What election technologies do when they do not prevent rigging: Insights from Chad
Election technologies do not prevent rigging. However, they modify practices and conceptions of citizenship. Based on the case of Chad, the paper shows that while biometric voter registration did not increase the overall transparency of the 2016 election, it modified the routines of the political game.
International donors and electoral advisors seem more and more sceptical about the use of costly election technologies in countries with no centralized population register. Such technological solutions are, however, still implemented in many countries. Based on fieldwork conducted in Chad before, during and after the 2016 presidential election, this presentation explains why biometric voter registration did not prevent rigging and shows that there is no good technological response to inherently political problems. But while biometric voter registration did not increase the overall transparency of elections, it raised citizens' expectations, became the most debated issue during the campaign and after the election, and in the end modified the routines of the political game.
Materialities in the lives of Malian urban refugees in Burkina Faso: uses and understandings of refugee biometric ID cards
This paper looks into the meanings, understandings and uses of a particular object by Malian forced migrants living in Burkina Faso – their refugee biometric ID.

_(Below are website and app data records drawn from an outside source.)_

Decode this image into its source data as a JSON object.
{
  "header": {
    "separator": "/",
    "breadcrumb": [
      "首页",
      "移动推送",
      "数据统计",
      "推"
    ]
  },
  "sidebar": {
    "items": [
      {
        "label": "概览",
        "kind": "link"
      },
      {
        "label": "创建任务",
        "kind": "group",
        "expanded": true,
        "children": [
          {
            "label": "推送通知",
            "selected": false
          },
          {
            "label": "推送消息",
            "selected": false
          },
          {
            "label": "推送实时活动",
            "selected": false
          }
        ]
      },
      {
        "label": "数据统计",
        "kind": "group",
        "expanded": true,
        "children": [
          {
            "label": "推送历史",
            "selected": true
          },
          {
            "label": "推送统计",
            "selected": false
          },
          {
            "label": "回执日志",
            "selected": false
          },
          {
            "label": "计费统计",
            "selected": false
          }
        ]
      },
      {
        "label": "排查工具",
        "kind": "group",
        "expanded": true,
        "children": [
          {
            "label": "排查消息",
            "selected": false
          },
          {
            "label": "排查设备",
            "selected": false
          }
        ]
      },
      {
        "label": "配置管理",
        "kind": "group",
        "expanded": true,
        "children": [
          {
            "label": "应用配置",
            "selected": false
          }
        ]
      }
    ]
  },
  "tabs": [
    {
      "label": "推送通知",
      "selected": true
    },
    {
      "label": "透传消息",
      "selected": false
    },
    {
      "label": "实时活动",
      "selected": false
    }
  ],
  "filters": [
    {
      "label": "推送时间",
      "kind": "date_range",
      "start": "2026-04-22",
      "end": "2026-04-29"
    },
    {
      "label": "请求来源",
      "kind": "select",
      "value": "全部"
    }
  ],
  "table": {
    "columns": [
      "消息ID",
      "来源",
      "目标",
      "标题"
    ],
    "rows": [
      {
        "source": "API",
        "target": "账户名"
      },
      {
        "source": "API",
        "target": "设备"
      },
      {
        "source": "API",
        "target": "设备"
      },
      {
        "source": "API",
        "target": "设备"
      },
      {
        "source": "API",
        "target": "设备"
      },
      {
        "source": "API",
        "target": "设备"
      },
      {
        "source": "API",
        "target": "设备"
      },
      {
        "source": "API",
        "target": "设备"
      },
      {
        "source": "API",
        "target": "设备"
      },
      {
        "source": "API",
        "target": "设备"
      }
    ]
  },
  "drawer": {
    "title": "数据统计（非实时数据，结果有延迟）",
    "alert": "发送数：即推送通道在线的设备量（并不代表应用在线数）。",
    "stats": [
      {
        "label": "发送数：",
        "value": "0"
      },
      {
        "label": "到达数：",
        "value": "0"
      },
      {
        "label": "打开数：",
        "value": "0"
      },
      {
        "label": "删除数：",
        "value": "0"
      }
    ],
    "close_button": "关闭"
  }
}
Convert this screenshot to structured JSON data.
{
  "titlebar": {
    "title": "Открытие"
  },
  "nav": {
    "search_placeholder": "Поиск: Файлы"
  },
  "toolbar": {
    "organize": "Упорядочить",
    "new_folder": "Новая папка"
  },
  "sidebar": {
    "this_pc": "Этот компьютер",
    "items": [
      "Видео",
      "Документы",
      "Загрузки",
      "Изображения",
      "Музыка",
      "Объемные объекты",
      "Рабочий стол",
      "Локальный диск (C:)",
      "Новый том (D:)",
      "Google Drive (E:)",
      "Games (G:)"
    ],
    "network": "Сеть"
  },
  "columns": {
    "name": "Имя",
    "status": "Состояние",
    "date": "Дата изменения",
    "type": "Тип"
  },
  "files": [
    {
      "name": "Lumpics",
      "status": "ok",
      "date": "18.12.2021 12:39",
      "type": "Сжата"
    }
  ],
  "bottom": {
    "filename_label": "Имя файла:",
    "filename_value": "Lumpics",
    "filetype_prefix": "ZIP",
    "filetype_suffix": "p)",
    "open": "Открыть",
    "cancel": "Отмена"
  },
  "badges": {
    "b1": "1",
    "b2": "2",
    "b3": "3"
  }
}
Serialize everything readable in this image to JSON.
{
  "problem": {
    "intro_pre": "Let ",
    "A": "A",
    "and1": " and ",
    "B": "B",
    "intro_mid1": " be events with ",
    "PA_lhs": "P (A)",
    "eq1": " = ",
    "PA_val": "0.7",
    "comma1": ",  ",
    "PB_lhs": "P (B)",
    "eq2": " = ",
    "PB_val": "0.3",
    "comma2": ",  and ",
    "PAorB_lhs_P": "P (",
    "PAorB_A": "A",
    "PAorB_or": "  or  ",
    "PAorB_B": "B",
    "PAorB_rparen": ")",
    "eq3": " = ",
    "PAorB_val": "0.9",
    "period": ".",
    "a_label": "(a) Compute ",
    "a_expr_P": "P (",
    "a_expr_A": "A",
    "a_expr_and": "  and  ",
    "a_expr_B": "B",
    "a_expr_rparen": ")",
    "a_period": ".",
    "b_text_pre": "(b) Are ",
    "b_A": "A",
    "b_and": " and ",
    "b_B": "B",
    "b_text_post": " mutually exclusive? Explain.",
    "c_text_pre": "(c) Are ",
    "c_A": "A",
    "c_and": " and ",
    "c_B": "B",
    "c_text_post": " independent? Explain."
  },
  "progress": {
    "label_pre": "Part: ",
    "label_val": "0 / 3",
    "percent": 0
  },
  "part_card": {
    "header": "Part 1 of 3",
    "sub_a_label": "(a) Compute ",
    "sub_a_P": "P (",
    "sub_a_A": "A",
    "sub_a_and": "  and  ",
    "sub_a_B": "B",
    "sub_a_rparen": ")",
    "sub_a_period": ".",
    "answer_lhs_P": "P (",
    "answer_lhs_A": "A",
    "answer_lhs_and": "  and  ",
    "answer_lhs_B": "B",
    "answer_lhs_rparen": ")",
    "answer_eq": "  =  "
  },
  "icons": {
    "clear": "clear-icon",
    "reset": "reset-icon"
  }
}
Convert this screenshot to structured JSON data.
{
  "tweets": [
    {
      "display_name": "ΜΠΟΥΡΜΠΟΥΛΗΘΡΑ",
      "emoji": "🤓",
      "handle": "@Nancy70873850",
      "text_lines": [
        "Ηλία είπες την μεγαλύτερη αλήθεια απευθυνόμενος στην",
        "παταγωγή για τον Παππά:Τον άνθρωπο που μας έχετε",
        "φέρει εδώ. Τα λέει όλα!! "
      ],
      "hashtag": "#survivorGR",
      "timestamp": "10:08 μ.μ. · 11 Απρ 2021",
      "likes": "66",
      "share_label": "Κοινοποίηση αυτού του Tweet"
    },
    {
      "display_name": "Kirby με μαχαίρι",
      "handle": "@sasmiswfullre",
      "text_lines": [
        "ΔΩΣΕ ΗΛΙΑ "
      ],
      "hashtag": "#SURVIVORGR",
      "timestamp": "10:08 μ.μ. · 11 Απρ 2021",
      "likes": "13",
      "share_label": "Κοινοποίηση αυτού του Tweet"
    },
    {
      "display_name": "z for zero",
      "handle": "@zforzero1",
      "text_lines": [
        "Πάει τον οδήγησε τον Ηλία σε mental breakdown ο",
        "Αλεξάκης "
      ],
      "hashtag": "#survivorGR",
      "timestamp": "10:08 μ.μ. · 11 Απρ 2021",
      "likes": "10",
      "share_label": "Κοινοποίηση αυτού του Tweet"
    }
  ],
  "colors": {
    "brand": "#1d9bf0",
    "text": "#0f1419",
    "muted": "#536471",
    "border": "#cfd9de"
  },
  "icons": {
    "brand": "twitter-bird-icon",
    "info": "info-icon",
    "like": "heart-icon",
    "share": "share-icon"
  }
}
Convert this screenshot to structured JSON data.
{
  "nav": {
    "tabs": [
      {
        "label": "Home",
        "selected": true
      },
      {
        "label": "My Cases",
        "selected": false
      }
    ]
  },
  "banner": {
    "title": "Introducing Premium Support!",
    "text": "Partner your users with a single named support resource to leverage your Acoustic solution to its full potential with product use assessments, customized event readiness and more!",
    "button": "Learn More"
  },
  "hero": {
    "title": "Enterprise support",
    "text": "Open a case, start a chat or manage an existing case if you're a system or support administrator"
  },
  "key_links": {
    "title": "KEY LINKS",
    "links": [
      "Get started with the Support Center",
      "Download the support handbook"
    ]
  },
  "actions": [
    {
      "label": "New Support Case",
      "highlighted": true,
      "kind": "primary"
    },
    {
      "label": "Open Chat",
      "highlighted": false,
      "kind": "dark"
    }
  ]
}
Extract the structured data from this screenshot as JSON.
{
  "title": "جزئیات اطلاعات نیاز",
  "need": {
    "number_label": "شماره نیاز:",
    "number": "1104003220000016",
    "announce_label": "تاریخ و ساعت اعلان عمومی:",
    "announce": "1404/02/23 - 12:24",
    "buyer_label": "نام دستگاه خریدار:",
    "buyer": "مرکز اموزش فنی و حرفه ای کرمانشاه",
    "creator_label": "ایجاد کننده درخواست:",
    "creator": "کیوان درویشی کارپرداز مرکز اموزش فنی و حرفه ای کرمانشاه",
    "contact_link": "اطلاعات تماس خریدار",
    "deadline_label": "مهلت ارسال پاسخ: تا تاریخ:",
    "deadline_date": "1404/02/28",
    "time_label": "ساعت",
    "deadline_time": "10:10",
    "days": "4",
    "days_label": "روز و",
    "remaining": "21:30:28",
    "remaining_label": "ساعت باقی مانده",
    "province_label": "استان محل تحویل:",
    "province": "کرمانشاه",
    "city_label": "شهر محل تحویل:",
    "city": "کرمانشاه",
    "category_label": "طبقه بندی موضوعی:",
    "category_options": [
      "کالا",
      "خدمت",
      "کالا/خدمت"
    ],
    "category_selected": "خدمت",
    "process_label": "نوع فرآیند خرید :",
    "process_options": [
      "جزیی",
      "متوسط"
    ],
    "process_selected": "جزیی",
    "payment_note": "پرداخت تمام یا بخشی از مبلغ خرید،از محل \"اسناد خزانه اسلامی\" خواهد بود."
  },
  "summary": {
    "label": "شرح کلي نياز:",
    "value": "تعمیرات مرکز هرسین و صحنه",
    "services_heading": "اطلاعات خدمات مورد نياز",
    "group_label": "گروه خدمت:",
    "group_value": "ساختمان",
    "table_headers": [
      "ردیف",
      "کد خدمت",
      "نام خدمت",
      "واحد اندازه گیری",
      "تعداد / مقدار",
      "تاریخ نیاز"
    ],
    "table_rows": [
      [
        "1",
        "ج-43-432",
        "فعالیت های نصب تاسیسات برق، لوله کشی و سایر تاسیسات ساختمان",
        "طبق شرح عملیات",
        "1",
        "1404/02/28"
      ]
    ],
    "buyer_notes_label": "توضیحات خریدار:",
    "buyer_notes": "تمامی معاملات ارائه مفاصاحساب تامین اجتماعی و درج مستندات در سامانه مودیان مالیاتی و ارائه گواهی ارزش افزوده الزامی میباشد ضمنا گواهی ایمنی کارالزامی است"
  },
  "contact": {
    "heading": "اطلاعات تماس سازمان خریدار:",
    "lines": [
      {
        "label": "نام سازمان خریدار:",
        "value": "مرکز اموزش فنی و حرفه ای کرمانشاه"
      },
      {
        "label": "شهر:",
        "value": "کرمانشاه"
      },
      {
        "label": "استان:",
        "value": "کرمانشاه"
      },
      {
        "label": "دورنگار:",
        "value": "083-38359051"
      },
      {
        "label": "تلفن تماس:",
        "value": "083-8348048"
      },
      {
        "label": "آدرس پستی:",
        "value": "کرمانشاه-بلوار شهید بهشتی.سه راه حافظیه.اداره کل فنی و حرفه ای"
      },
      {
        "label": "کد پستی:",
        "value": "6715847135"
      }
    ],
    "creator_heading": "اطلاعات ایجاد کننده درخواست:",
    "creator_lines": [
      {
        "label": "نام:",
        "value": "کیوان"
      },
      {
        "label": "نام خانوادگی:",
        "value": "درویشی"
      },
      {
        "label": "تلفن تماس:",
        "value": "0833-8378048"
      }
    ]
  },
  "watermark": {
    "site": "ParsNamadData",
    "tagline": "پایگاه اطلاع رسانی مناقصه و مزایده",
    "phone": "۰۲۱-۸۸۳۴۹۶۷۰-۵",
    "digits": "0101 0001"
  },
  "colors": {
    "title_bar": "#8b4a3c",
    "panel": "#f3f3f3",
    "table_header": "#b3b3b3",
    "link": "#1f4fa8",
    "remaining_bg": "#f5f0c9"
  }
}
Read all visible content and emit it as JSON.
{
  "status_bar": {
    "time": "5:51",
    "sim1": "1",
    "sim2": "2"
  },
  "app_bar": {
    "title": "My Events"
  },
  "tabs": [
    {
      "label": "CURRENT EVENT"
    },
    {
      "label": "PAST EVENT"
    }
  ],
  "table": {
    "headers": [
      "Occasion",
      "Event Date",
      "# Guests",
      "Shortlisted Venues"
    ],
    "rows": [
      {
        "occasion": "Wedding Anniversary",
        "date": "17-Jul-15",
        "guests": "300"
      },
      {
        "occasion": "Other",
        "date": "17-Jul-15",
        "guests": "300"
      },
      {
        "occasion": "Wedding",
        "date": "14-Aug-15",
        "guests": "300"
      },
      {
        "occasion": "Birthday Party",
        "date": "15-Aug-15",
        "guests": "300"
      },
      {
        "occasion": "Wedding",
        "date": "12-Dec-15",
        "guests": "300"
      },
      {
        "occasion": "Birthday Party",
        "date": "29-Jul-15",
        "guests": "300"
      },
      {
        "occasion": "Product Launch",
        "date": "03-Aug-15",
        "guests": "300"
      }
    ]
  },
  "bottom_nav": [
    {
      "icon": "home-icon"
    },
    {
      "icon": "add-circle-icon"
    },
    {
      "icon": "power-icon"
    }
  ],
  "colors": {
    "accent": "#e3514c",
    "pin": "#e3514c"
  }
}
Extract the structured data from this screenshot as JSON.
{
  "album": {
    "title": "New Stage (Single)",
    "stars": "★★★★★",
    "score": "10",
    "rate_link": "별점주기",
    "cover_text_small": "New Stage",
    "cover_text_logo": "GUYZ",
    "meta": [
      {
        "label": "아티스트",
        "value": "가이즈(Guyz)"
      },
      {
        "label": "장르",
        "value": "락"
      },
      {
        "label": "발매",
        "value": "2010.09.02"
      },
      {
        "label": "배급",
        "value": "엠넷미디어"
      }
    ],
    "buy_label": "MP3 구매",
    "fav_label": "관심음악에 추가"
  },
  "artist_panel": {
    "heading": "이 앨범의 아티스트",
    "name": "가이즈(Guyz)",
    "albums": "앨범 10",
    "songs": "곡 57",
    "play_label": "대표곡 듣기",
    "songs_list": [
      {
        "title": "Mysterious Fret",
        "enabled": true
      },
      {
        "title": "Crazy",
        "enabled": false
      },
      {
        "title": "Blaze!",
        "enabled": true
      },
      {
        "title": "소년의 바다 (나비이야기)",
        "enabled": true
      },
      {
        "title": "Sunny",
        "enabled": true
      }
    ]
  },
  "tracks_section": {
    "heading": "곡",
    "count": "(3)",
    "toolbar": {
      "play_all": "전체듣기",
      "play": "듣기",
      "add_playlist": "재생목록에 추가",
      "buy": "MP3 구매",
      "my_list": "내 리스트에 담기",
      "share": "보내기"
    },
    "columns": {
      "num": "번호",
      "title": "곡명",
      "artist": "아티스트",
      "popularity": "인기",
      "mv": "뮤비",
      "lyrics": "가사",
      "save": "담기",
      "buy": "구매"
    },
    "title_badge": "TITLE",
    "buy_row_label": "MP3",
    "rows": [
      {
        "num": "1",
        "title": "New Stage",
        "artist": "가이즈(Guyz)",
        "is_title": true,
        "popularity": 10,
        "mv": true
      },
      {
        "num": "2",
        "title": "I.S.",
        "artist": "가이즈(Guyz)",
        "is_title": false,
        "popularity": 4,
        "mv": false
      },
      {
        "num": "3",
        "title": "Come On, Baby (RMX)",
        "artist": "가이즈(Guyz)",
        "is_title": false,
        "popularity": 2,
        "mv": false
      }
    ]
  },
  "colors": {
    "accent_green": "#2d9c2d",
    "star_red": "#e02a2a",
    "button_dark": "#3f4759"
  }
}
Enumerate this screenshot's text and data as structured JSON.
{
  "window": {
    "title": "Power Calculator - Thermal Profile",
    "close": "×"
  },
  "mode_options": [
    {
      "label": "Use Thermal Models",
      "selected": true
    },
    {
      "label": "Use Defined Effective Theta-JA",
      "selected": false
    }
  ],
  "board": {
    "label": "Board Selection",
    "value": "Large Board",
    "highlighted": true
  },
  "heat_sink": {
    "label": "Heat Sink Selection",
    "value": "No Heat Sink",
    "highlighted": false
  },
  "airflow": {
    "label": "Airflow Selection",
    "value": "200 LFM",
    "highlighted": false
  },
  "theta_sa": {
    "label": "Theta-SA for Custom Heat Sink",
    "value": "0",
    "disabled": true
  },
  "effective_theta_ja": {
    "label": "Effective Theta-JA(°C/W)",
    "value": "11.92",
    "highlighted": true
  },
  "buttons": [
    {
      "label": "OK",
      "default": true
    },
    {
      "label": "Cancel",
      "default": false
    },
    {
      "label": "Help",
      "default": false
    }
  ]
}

Two topics have gained increased attention in recent years: humanitarian and refugeeness' materialities and objects (e.g.: Y. Navaro-Yashin, T. Scott-Smith, J. Darling) on the one side, and the development of (biometric) identity documents in the African continent on the other side. My work operates at their intersection, by addressing the meanings, understandings and uses of a particular object by Malian forced migrants living in Burkina Faso - their refugee biometric IDs (provided by UNHCR and the government of Burkina Faso). My paper is based on ethnographic fieldwork with Malian urban refugees living in Burkina Faso, and this project broadly looks at the 'relations' between the forced migrants and their refugee ID cards. I argue that by analysing how the current use of these refugee ID cards came to be - a 'proof of innocence', according to most of my informants - and why these documents were introduced in the first place, we can shed some lights on broader dynamics concerning representations, interactions with local communities, ideals of refugeeness, the role of intersectionality, citizenship, as well as how the label 'refugee' can be negotiated and strategized upon by the migrants themselves. This project has two aims: firstly, to underline how objects and materiality can be extremely revealing if we are to better understand the variety of experiences forced migrants live; secondly, to explore what can seem a contradictory case, where ID documents are created to prove the non-belonging, the 'non-citizenship' of a person in the country where she/he is currently living.
This panel is closed to new paper proposals.